Hotels across the Islands, including Timbers Kauai, Royal Lahaina and Montage Kapalua Bay, introduced contactless check-in during the pandemic, while restaurants embraced QR codes for menus and placing orders.
“Nobody bought into QR codes until now,” said J.P. Oliver, managing director of the Grand Wailea, which is now using the technology for its restaurant menus, spa services and general information.
“Everything is available for download to your phone, and we also have a virtual concierge service that guests can use with text and email,” he said. “A lot of these elements were available before, but it was hard to get buy-in from guests. Now, these processes are becoming commonplace, and it is really streamlining communication with guests.”
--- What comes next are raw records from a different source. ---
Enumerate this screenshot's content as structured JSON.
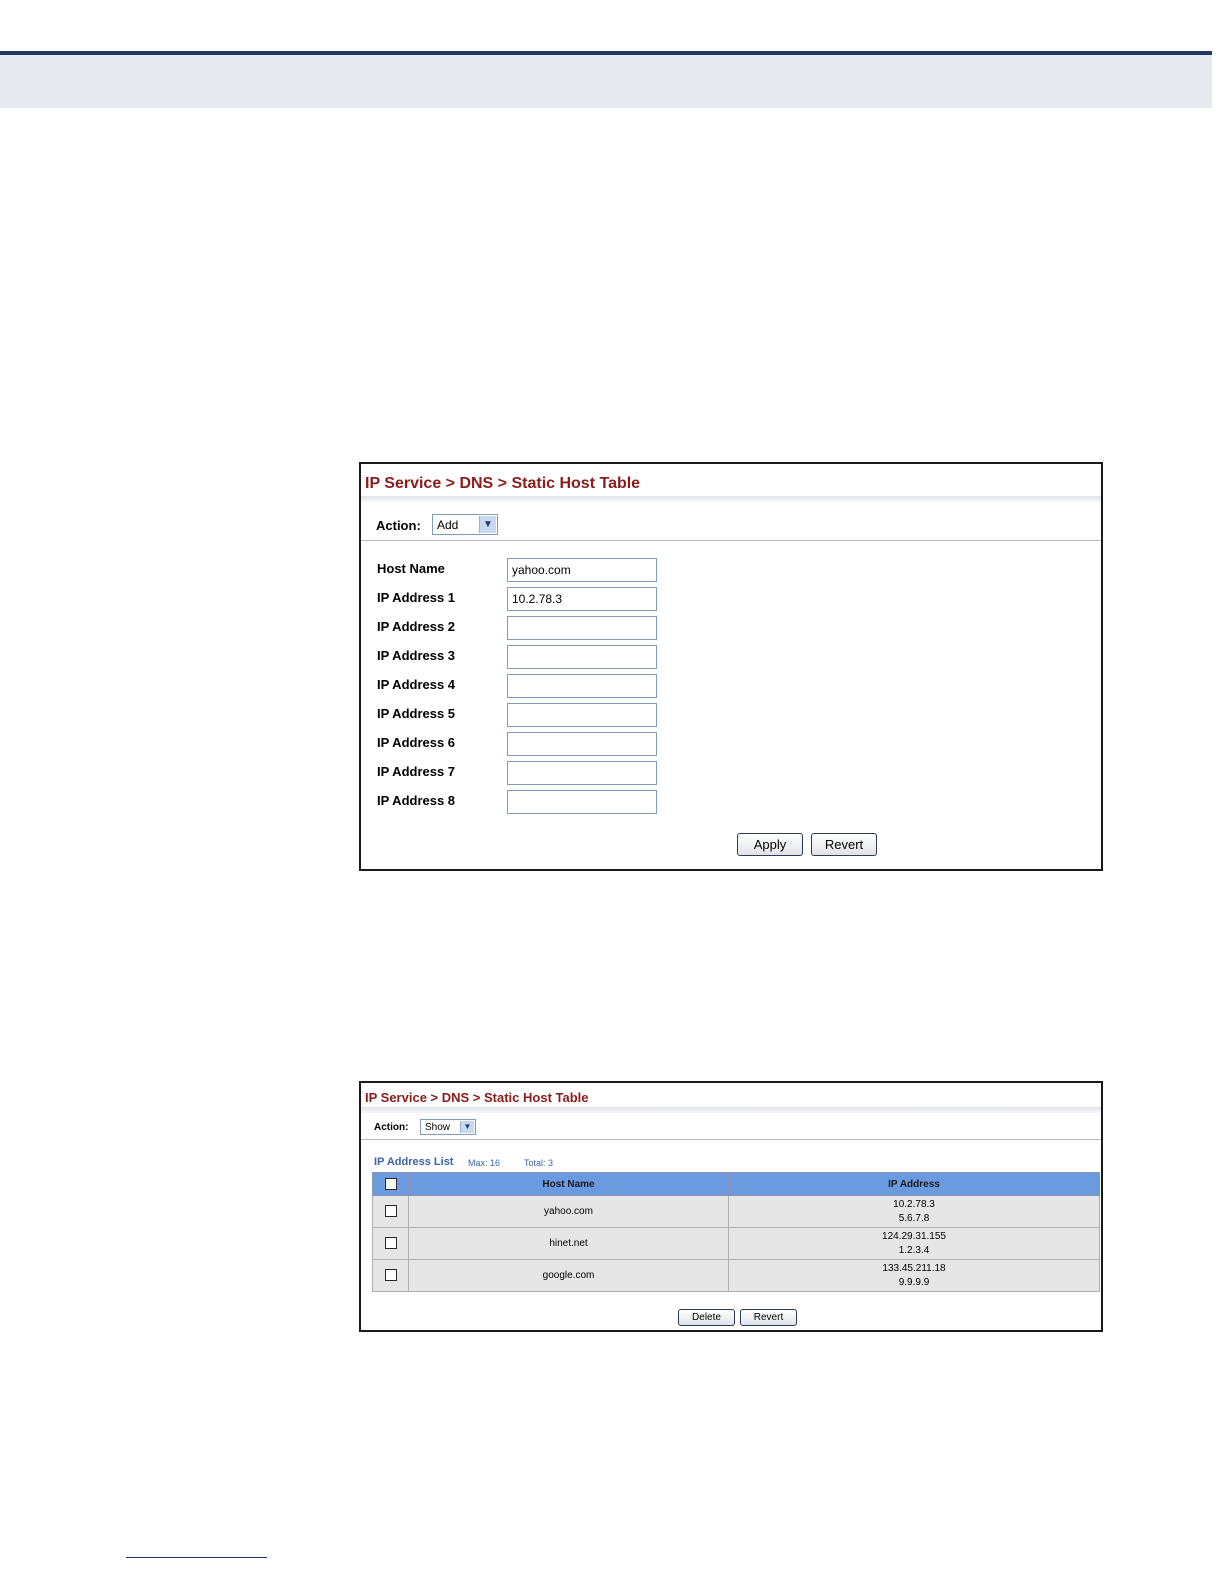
{
  "panel_add": {
    "breadcrumb": "IP Service > DNS > Static Host Table",
    "action_label": "Action:",
    "action_value": "Add",
    "fields": [
      {
        "label": "Host Name",
        "value": "yahoo.com"
      },
      {
        "label": "IP Address 1",
        "value": "10.2.78.3"
      },
      {
        "label": "IP Address 2",
        "value": ""
      },
      {
        "label": "IP Address 3",
        "value": ""
      },
      {
        "label": "IP Address 4",
        "value": ""
      },
      {
        "label": "IP Address 5",
        "value": ""
      },
      {
        "label": "IP Address 6",
        "value": ""
      },
      {
        "label": "IP Address 7",
        "value": ""
      },
      {
        "label": "IP Address 8",
        "value": ""
      }
    ],
    "apply_label": "Apply",
    "revert_label": "Revert"
  },
  "panel_show": {
    "breadcrumb": "IP Service > DNS > Static Host Table",
    "action_label": "Action:",
    "action_value": "Show",
    "list_title": "IP Address List",
    "max_text": "Max: 16",
    "total_text": "Total: 3",
    "columns": [
      "Host Name",
      "IP Address"
    ],
    "rows": [
      {
        "host": "yahoo.com",
        "ips": [
          "10.2.78.3",
          "5.6.7.8"
        ]
      },
      {
        "host": "hinet.net",
        "ips": [
          "124.29.31.155",
          "1.2.3.4"
        ]
      },
      {
        "host": "google.com",
        "ips": [
          "133.45.211.18",
          "9.9.9.9"
        ]
      }
    ],
    "delete_label": "Delete",
    "revert_label": "Revert"
  },
  "colors": {
    "breadcrumb": "#8a1c1c",
    "table_header": "#6a9ae0",
    "list_title": "#3a63a8",
    "page_rule": "#1f3864"
  }
}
As pandemic protocols are lifted, hotel operators will likely adjust again, several Hawaii hospitality analysts said, balancing the technology’s benefits with delivering the best guest experience.
“A lot of guests probably view check-in as a hassle, so contactless check-in that speeds up the process and saves money on staffing could be a win-win,” said Frank Haas, a hospitality consultant and former Hawaii Tourism Authority vice president of marketing. “With QR codes at restaurants, on the other hand, maybe you gain flexibility to change the menu more frequently, but you may miss the opportunity to upsell or have the server explain the menu and answer questions. So I think in some areas they’ll be wary of unintended consequences.”
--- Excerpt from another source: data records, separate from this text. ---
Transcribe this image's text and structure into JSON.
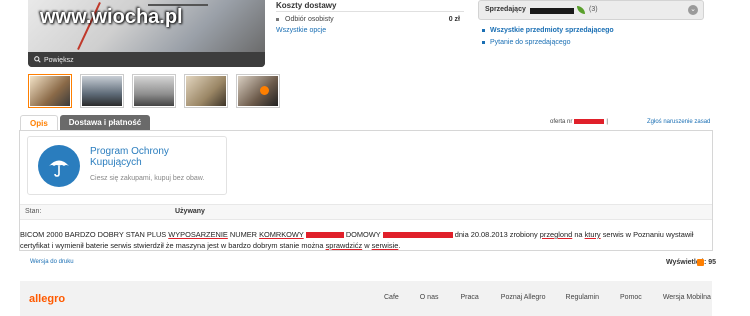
{
  "watermark": "www.wiocha.pl",
  "viewer": {
    "zoom_label": "Powiększ"
  },
  "shipping": {
    "title": "Koszty dostawy",
    "option": "Odbiór osobisty",
    "price": "0 zł",
    "all_options": "Wszystkie opcje"
  },
  "seller": {
    "label": "Sprzedający",
    "count": "(3)",
    "link_items": "Wszystkie przedmioty sprzedającego",
    "link_ask": "Pytanie do sprzedającego"
  },
  "tabs": {
    "desc": "Opis",
    "delivery": "Dostawa i płatność"
  },
  "offer": {
    "label": "oferta nr",
    "report": "Zgłoś naruszenie zasad"
  },
  "protection": {
    "title": "Program Ochrony Kupujących",
    "subtitle": "Ciesz się zakupami, kupuj bez obaw."
  },
  "params": {
    "label": "Stan:",
    "value": "Używany"
  },
  "description": {
    "p1": "BICOM 2000 BARDZO DOBRY STAN PLUS",
    "p2": "WYPOSARZENIE",
    "p3": "NUMER",
    "p4": "KOMRKOWY",
    "p5": "DOMOWY",
    "p6": "dnia 20.08.2013 zrobiony",
    "p7": "przeglond",
    "p8": "na",
    "p9": "ktury",
    "p10": "serwis w Poznaniu wystawił",
    "line2a": "certyfikat i wymienił baterie serwis stwierdził że maszyna jest w bardzo dobrym stanie można",
    "line2b": "sprawdzićz",
    "line2c": "w",
    "line2d": "serwisie",
    "line2e": "."
  },
  "print_link": "Wersja do druku",
  "views": "Wyświetleń: 95",
  "footer": {
    "logo": "allegro",
    "nav": [
      "Cafe",
      "O nas",
      "Praca",
      "Poznaj Allegro",
      "Regulamin",
      "Pomoc",
      "Wersja Mobilna"
    ]
  },
  "colors": {
    "accent": "#ff7f00",
    "link": "#1a6fb4",
    "brand": "#ff5a00",
    "redaction": "#e0202a"
  }
}
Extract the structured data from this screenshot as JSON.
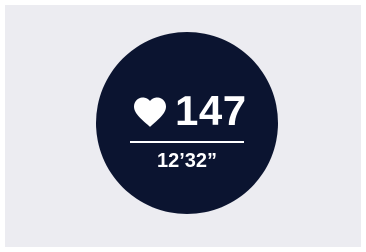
{
  "workout": {
    "heart_rate": "147",
    "elapsed_time": "12’32”"
  },
  "icons": {
    "heart": "heart-icon"
  },
  "colors": {
    "background": "#ececf1",
    "face": "#0b1430",
    "foreground": "#ffffff"
  }
}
As Covid-19 precautions forced people into “bubbles” of family or close friends, tour providers and hotel programming directors adapted, crafting exclusive, bespoke experiences. Now that travelers have seen the perks of a private guide and more personal attention, it will be hard to go back to larger, one-size-fits-all operations.
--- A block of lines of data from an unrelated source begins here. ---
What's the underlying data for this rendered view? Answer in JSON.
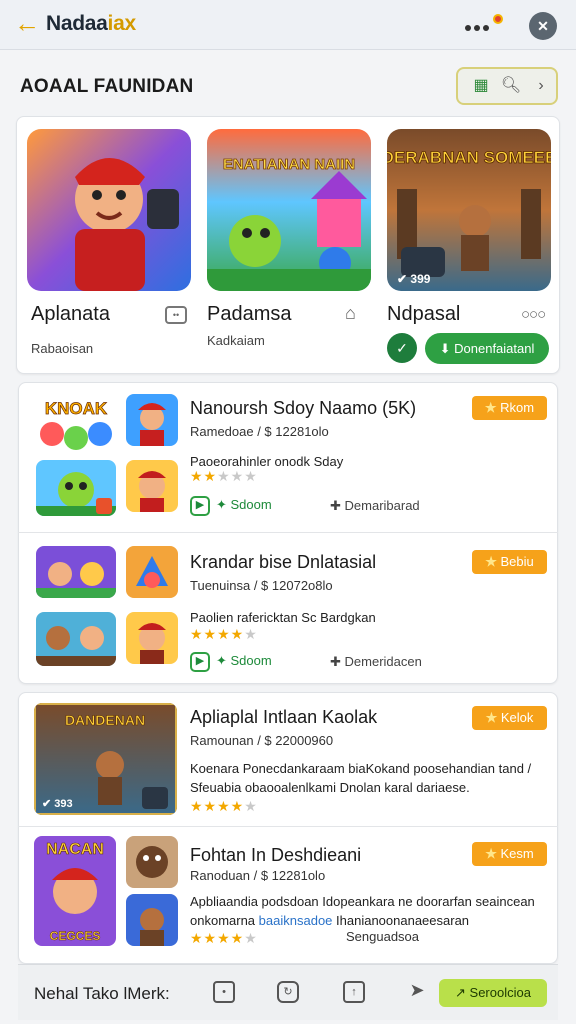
{
  "header": {
    "back_icon": "back-arrow-icon",
    "brand_main": "Nadaa",
    "brand_accent": "iax",
    "menu_icon": "more-dots-icon",
    "avatar_icon": "profile-icon"
  },
  "section": {
    "title": "AOAAL FAUNIDAN",
    "tools": [
      "list-icon",
      "search-icon",
      "chevron-right-icon"
    ]
  },
  "featured": [
    {
      "name": "Aplanata",
      "sub": "Rabaoisan",
      "icon": "chat-icon"
    },
    {
      "name": "Padamsa",
      "sub": "Kadkaiam",
      "icon": "house-icon"
    },
    {
      "name": "Ndpasal",
      "sub": "",
      "icon": "more-dots-icon",
      "img_counter": "✔ 399"
    }
  ],
  "featured_img_text": {
    "second": "ENATIANAN NAIIN",
    "third": "DERABNAN SOMEEE"
  },
  "featured_download": "Donenfaiatanl",
  "list": [
    {
      "title": "Nanoursh Sdoy Naamo (5K)",
      "meta": "Ramedoae / $ 12281olo",
      "desc": "Paoeorahinler onodk Sday",
      "badge": "Rkom",
      "action": "Sdoom",
      "link": "Demaribarad",
      "stars_on": 2,
      "stars_total": 5,
      "thumb_text": "KNOAK"
    },
    {
      "title": "Krandar bise Dnlatasial",
      "meta": "Tuenuinsa / $ 12072o8lo",
      "desc": "Paolien rafericktan Sc Bardgkan",
      "badge": "Bebiu",
      "action": "Sdoom",
      "link": "Demeridacen",
      "stars_on": 4,
      "stars_total": 5,
      "thumb_text": ""
    }
  ],
  "list2": [
    {
      "title": "Apliaplal Intlaan Kaolak",
      "meta": "Ramounan / $ 22000960",
      "desc": "Koenara Ponecdankaraam biaKokand poosehandian tand / Sfeuabia obaooalenlkami Dnolan karal dariaese.",
      "badge": "Kelok",
      "stars_on": 4,
      "stars_total": 5,
      "thumb_text": "DANDENAN",
      "thumb_counter": "✔ 393"
    },
    {
      "title": "Fohtan In Deshdieani",
      "meta": "Ranoduan / $ 12281olo",
      "desc": "Apbliaandia podsdoan Idopeankara ne doorarfan seaincean onkomarna",
      "desc_link": "baaiknsadoe",
      "desc_tail": "Ihanianoonanaeesaran",
      "sub_note": "Senguadsoa",
      "badge": "Kesm",
      "stars_on": 4,
      "stars_total": 5,
      "thumb_text": "NACAN",
      "thumb_sub": "CEGCES"
    }
  ],
  "bottom": {
    "label": "Nehal Tako lMerk:",
    "icons": [
      "bookmark-icon",
      "refresh-icon",
      "share-icon",
      "send-icon"
    ],
    "cta": "Seroolcioa"
  },
  "colors": {
    "accent": "#f6a21a",
    "green": "#2ea043",
    "brand_accent": "#d49a00"
  }
}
“Since the rollout of vaccines, my requests for multigenerational family trips with private home, private tours, private everything have just gone off the charts,” said Debbie Misajon, a Hawaii travel advisor and owner of the Coconut Traveler. “I don’t think that will go away for a while.”
When Turtle Bay Resort reopens on July 1, there will be a suite of new experiences, including a private outdoor movie screening with a digital projector, a private cultural tour of Oahu’s North Shore and a “surf with a pro” outing where guests can learn various skills and techniques from a seasoned expert.
“Coming out of the pandemic, we see guests wanting fresh air and wanting to get out and do a variety of things,” said Turtle Bay managing director Tom Donovan. “We’ve put a lot of focus into enhancing our programs and offering unique, memorable experiences.”
Kaanapali Beach Hotel recently launched a voyaging academy offering guests a deep dive into the Hawaiian traditions of ocean sailing and wayfinding. A recent renovation at the Four Seasons Resort Hualalai included the construction of a dedicated center for five staff marine biologists. The center will offer guest programming, including a junior marine biologist experience and the opportunity to hire a marine biologist for a day who will accompany guests on hikes, snorkeling and other excursions.
Analysts say it’s still unclear if demand for such experiences will persist even when all of the emergency orders and social distancing have faded away.
“The jury is still out on touring,” Haas said. “The early indication is that people are more likely to try to be in a self-defined bubble and are still looking for smaller groups and more personalized experiences.”
Misajon, for one, believes the trend toward more tailored experiences unique to the Islands is not going away.
“It’s really interesting how many families I’m seeing that are coming and doing everything as a bespoke experience,” Misajon said. “My clients are very interested in more curated programs. They want to meet a native Hawaiian and learn about the ahupuaa [land division] system or the fish ponds. There’s been a great revival of interest in Hawaii, especially with international destinations still restricted. People are coming, and it’s great for travel agents.”